Understanding Cochlear Implants


Severe Hearing Loss Devices

A cochlear implant is a device that helps reverse nerve-related hearing loss. It can treat hearing loss that will not respond to hearing aids. During cochlear implant surgery, the device is implanted into the inner ear (cochlea). A few weeks after surgery, the device is activated and hearing is restored. Typically, only one implant is placed. But, if needed, an implant can be placed in both ears. You and your healthcare provider will discuss what’s best for you.

Hearing loss is a medical disorder that affects nearly 36 million adults in the United States. It can occur at any stage of life, and can be caused by a variety of conditions such as exposure to loud noise at work or as a result of aging. Hearing loss is also a symptom or side effect of more than 100 diseases such as diabetes or multiple sclerosis. 

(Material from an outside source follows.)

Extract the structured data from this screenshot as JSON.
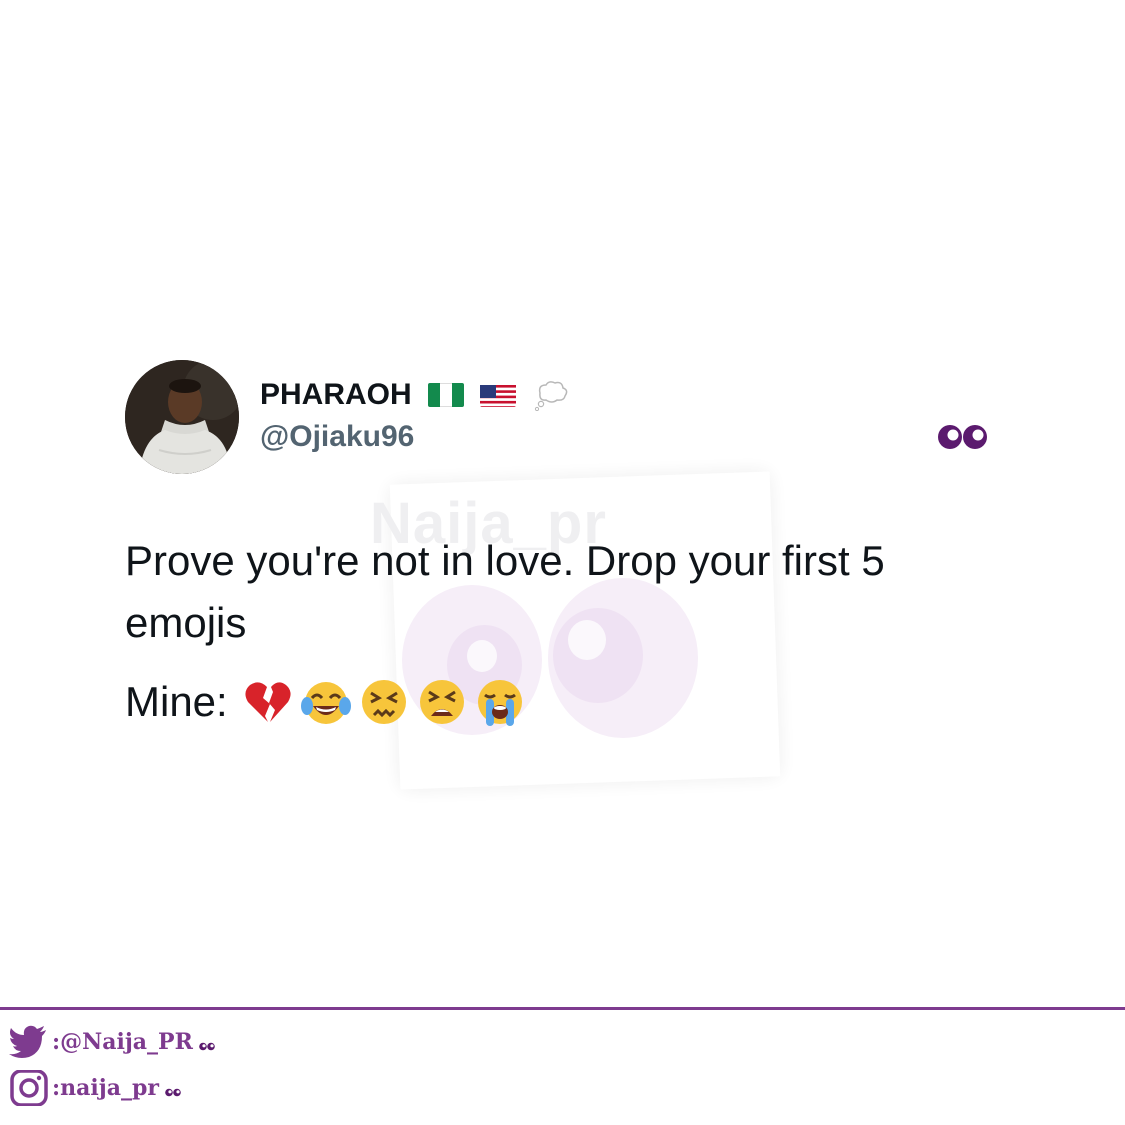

In some people, hearing loss can be surgically corrected. For others, medical devices and rehabilitation therapies often can help reduce hearing loss.  If you think you may have hearing loss, an ear, nose and throat specialist working with a certified audiologist can diagnose the exact cause and provide medically sound treatment. Contact our team here for more information. 

Ready for cochlear implants?

Hear from Lakeland Ear, Nose & Throat audiologist, Heidi Schmeltzer, AuD, CCC-A, as she discusses cochlear implants, a new solution to hearing concerns, when hearing aids are no longer an option.


People with cochlear implants have reported:

  • Ability to hear speech without needing visual cues.

  • Ability to listen in a noisy space.

  • Ability to distinguish locations of sounds.

  • Better recognition of everyday sounds.